● **EXERCISE DIRECTIONS**:
Nothing but a number is needed here; count the lines of the listing that include "print".
[RECORDS FOR THE TASK — start]
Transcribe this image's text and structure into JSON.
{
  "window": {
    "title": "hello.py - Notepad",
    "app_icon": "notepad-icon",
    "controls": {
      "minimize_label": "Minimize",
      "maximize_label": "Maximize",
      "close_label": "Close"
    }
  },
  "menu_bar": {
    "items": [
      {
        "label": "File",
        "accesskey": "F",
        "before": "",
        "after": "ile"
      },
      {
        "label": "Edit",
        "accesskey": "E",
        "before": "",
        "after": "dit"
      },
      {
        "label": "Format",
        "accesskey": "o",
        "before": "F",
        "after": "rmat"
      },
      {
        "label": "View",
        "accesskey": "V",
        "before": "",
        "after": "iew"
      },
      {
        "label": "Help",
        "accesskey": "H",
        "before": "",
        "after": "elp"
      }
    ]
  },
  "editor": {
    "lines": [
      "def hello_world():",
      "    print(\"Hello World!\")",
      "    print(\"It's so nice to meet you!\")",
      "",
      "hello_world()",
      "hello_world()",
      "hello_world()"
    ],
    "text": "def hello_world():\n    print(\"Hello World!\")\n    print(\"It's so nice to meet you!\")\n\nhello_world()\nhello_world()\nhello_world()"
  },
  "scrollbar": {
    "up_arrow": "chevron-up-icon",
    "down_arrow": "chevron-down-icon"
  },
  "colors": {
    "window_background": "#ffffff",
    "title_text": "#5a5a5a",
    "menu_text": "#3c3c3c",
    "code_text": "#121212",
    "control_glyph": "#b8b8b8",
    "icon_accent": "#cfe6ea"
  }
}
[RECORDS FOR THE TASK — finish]
● **EXERCISE RESULT**:
3